o Kick-start your compost pile: If you’re just starting your compost pile, add a shovelful of high-quality garden soil to help kick-start the microbial activity in your pile.

o Mixing: If possible, mix the compost once a week to move material from the outside of the pile in. This keeps the pile from compacting. (compaction reduces airflow and slows down decomposition)

o Smelly?: Healthy compost smells earthy – if yours is smelly, it’s too wet. Turn it more often and add more dry matter to help dry it out. When your compost is too wet, it eliminates the oxygen in your pile — which slows down the decomposition process and encourages anaerobic microorganisms to thrive… increasing the stink! It might also smell bad if your mixture has too much garden debris or kitchen waste. Bury it deep within the compost and add more dry matter.

o When it’s finished: The compost should be dark brown, earthy smelling, and moist to the touch. Compost at the bottom of the pile typically “finishes” first. You’ll know your compost is finished and ready to use when it no longer heats up and when original ingredients are unrecognizable. This generally takes 6 to 12 months.

o Nothing’s happening!: If you notice that nothing is happening, you may need to add more nitrogen, water, or air. Cold composting may take a year or more to decompose depending on the materials in the pile and the conditions.

o The compost pile is too hot: If your compost pile is too hot, you might have too much nitrogen. Add some more carbon materials to reduce the heating. A bad smell also may indicate too much nitrogen.

o It’s attracting flies and insects: Adding kitchen wastes may attract insects. To prevent this problem, make a hole in the center of the pile and bury the waste. Don’t forget… do not add meat scraps or any animal matter, pet manure, diseased plant material, weeds, fats or oils, or dairy products.

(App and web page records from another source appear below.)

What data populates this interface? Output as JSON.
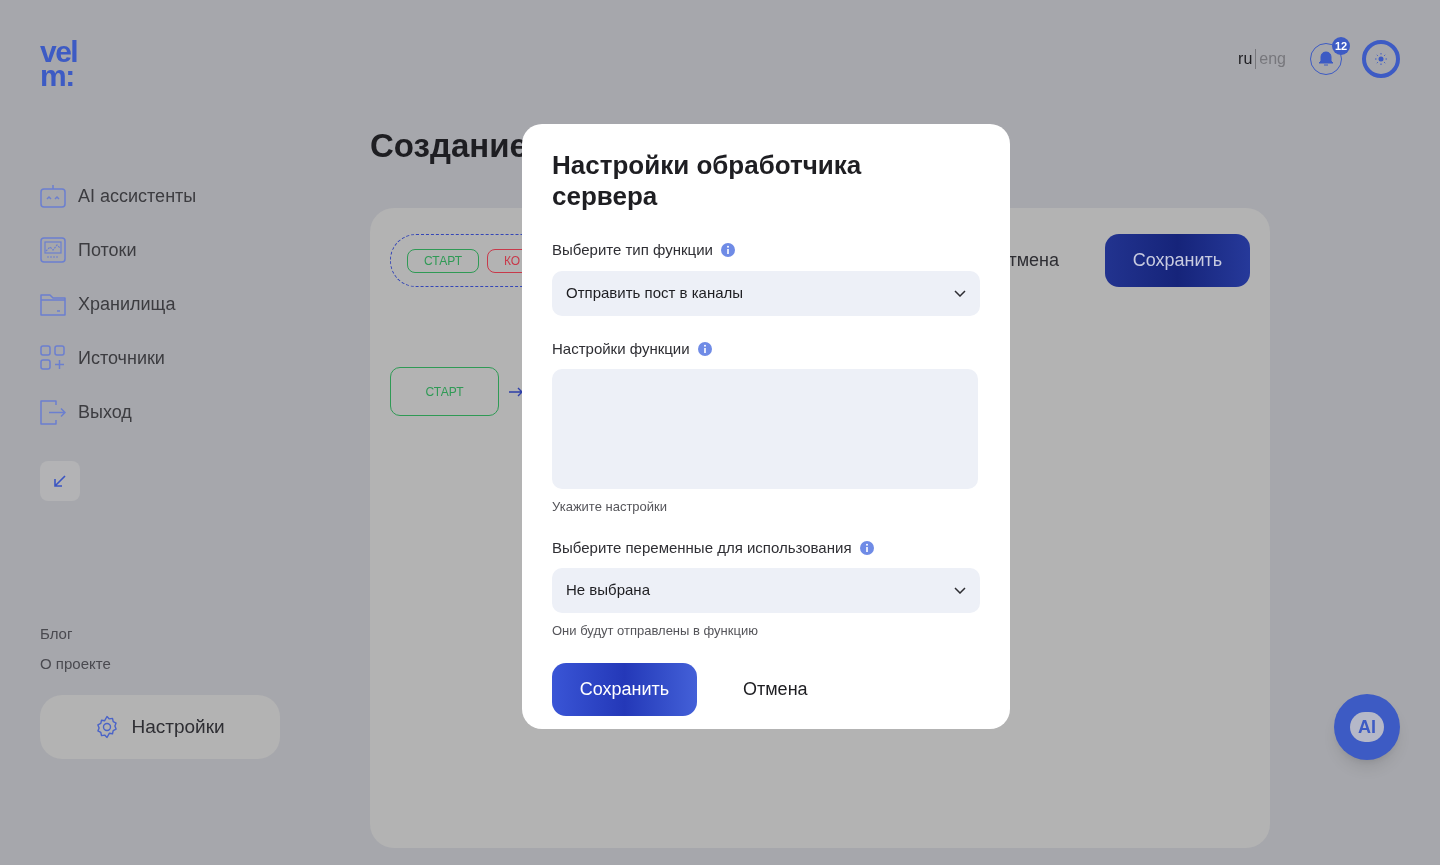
{
  "logo": {
    "line_1": "vel",
    "line_2": "m:"
  },
  "languages": [
    {
      "label": "ru",
      "selected": true
    },
    {
      "label": "eng",
      "selected": false
    }
  ],
  "notifications": {
    "count": "12"
  },
  "sidebar": {
    "items": [
      {
        "label": "AI ассистенты"
      },
      {
        "label": "Потоки"
      },
      {
        "label": "Хранилища"
      },
      {
        "label": "Источники"
      },
      {
        "label": "Выход"
      }
    ],
    "links": [
      "Блог",
      "О проекте"
    ],
    "settings_button": "Настройки"
  },
  "page": {
    "title": "Создание",
    "toolbar": {
      "cancel": "тмена",
      "save": "Сохранить"
    },
    "palette": [
      {
        "label": "СТАРТ",
        "color": "#2f9a55"
      },
      {
        "label": "КО",
        "color": "#c8394a"
      }
    ],
    "nodes": [
      {
        "label": "СТАРТ",
        "color": "#2f9a55"
      }
    ]
  },
  "modal": {
    "title": "Настройки обработчика сервера",
    "fields": [
      {
        "kind": "select",
        "label": "Выберите тип функции",
        "value": "Отправить пост в каналы"
      },
      {
        "kind": "textarea",
        "label": "Настройки функции",
        "hint": "Укажите настройки"
      },
      {
        "kind": "select",
        "label": "Выберите переменные для использования",
        "value": "Не выбрана",
        "hint": "Они будут отправлены в функцию"
      }
    ],
    "save": "Сохранить",
    "cancel": "Отмена"
  },
  "assistant_button": {
    "label": "AI"
  }
}
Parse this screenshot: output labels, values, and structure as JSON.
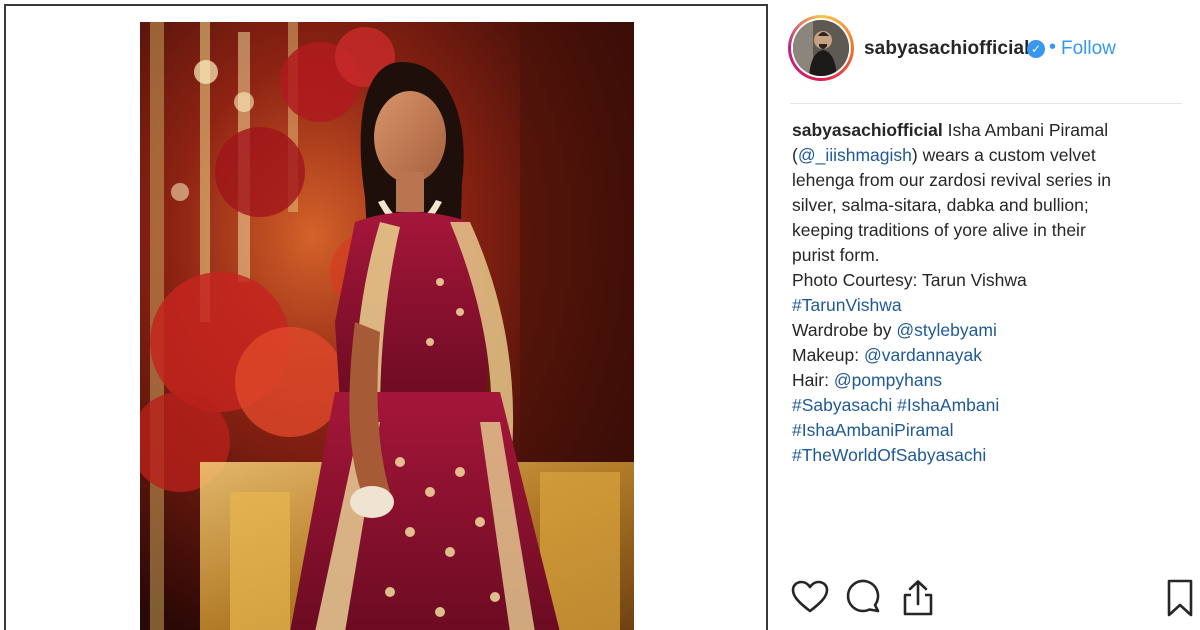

o Can I use fresh manure?: Don’t. This could burn your plants. Make sure manure (NOT dog or cat feces) is well-aged before it goes in your garden.